**REQUIRED ACTION**
When you have gone through the records below, state only how many lines include the word "cgtsj".

⁂

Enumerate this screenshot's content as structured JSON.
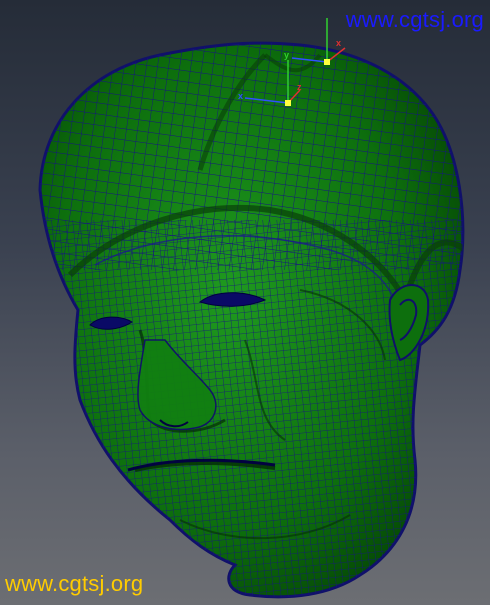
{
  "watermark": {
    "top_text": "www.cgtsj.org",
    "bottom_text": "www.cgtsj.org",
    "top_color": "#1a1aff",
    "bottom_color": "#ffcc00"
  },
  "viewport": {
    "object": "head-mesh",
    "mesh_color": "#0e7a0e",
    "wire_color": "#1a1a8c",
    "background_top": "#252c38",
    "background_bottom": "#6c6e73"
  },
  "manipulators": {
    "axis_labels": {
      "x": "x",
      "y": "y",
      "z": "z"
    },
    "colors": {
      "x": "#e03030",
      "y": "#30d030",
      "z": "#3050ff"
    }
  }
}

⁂

**RESPONSE BELOW**
2